▶ _Data for processing_
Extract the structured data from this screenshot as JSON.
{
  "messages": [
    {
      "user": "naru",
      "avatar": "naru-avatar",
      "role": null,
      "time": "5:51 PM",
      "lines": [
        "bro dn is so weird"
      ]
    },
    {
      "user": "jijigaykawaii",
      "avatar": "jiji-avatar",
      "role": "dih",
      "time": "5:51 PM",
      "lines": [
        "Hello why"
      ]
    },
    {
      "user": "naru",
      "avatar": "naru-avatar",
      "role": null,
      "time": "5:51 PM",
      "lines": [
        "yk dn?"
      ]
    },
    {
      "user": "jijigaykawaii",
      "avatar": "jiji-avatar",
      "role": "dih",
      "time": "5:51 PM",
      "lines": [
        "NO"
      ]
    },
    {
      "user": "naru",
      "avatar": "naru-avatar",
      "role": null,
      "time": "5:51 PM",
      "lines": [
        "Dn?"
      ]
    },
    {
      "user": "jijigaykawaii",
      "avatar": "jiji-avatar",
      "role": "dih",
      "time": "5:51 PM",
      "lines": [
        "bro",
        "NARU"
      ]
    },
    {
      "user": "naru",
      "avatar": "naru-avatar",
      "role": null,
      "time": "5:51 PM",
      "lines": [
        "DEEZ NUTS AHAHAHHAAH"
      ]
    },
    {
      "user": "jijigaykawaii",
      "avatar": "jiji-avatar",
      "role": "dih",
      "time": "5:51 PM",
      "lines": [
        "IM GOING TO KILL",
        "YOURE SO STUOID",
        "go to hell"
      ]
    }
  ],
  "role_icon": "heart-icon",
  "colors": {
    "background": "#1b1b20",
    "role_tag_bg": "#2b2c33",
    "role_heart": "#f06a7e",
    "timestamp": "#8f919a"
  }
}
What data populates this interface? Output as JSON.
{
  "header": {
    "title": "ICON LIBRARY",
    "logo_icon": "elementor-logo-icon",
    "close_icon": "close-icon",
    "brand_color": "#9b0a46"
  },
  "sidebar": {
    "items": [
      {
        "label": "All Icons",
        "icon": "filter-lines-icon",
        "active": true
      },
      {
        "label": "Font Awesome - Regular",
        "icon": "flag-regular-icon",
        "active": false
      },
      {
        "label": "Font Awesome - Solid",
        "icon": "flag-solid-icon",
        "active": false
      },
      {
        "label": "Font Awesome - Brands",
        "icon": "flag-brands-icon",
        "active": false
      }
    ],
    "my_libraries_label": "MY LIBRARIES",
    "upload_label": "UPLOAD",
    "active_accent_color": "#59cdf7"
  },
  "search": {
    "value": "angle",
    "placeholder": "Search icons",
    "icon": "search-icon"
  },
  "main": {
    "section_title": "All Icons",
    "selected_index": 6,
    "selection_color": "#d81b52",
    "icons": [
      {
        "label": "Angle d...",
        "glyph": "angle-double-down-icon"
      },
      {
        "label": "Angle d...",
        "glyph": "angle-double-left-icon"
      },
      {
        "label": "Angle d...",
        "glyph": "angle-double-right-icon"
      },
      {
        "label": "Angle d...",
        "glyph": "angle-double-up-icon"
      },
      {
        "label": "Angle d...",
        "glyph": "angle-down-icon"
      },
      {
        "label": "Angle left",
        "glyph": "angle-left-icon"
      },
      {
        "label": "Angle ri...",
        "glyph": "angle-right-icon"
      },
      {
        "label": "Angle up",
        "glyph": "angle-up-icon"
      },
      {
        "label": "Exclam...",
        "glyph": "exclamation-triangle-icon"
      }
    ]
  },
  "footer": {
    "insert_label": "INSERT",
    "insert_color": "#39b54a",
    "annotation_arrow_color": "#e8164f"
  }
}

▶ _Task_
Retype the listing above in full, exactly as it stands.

▶ _Output for this exercise_
Extract the structured data from this screenshot as JSON.
{
  "messages": [
    {
      "user": "naru",
      "avatar": "naru-avatar",
      "role": null,
      "time": "5:51 PM",
      "lines": [
        "bro dn is so weird"
      ]
    },
    {
      "user": "jijigaykawaii",
      "avatar": "jiji-avatar",
      "role": "dih",
      "time": "5:51 PM",
      "lines": [
        "Hello why"
      ]
    },
    {
      "user": "naru",
      "avatar": "naru-avatar",
      "role": null,
      "time": "5:51 PM",
      "lines": [
        "yk dn?"
      ]
    },
    {
      "user": "jijigaykawaii",
      "avatar": "jiji-avatar",
      "role": "dih",
      "time": "5:51 PM",
      "lines": [
        "NO"
      ]
    },
    {
      "user": "naru",
      "avatar": "naru-avatar",
      "role": null,
      "time": "5:51 PM",
      "lines": [
        "Dn?"
      ]
    },
    {
      "user": "jijigaykawaii",
      "avatar": "jiji-avatar",
      "role": "dih",
      "time": "5:51 PM",
      "lines": [
        "bro",
        "NARU"
      ]
    },
    {
      "user": "naru",
      "avatar": "naru-avatar",
      "role": null,
      "time": "5:51 PM",
      "lines": [
        "DEEZ NUTS AHAHAHHAAH"
      ]
    },
    {
      "user": "jijigaykawaii",
      "avatar": "jiji-avatar",
      "role": "dih",
      "time": "5:51 PM",
      "lines": [
        "IM GOING TO KILL",
        "YOURE SO STUOID",
        "go to hell"
      ]
    }
  ],
  "role_icon": "heart-icon",
  "colors": {
    "background": "#1b1b20",
    "role_tag_bg": "#2b2c33",
    "role_heart": "#f06a7e",
    "timestamp": "#8f919a"
  }
}
What data populates this interface? Output as JSON.
{
  "header": {
    "title": "ICON LIBRARY",
    "logo_icon": "elementor-logo-icon",
    "close_icon": "close-icon",
    "brand_color": "#9b0a46"
  },
  "sidebar": {
    "items": [
      {
        "label": "All Icons",
        "icon": "filter-lines-icon",
        "active": true
      },
      {
        "label": "Font Awesome - Regular",
        "icon": "flag-regular-icon",
        "active": false
      },
      {
        "label": "Font Awesome - Solid",
        "icon": "flag-solid-icon",
        "active": false
      },
      {
        "label": "Font Awesome - Brands",
        "icon": "flag-brands-icon",
        "active": false
      }
    ],
    "my_libraries_label": "MY LIBRARIES",
    "upload_label": "UPLOAD",
    "active_accent_color": "#59cdf7"
  },
  "search": {
    "value": "angle",
    "placeholder": "Search icons",
    "icon": "search-icon"
  },
  "main": {
    "section_title": "All Icons",
    "selected_index": 6,
    "selection_color": "#d81b52",
    "icons": [
      {
        "label": "Angle d...",
        "glyph": "angle-double-down-icon"
      },
      {
        "label": "Angle d...",
        "glyph": "angle-double-left-icon"
      },
      {
        "label": "Angle d...",
        "glyph": "angle-double-right-icon"
      },
      {
        "label": "Angle d...",
        "glyph": "angle-double-up-icon"
      },
      {
        "label": "Angle d...",
        "glyph": "angle-down-icon"
      },
      {
        "label": "Angle left",
        "glyph": "angle-left-icon"
      },
      {
        "label": "Angle ri...",
        "glyph": "angle-right-icon"
      },
      {
        "label": "Angle up",
        "glyph": "angle-up-icon"
      },
      {
        "label": "Exclam...",
        "glyph": "exclamation-triangle-icon"
      }
    ]
  },
  "footer": {
    "insert_label": "INSERT",
    "insert_color": "#39b54a",
    "annotation_arrow_color": "#e8164f"
  }
}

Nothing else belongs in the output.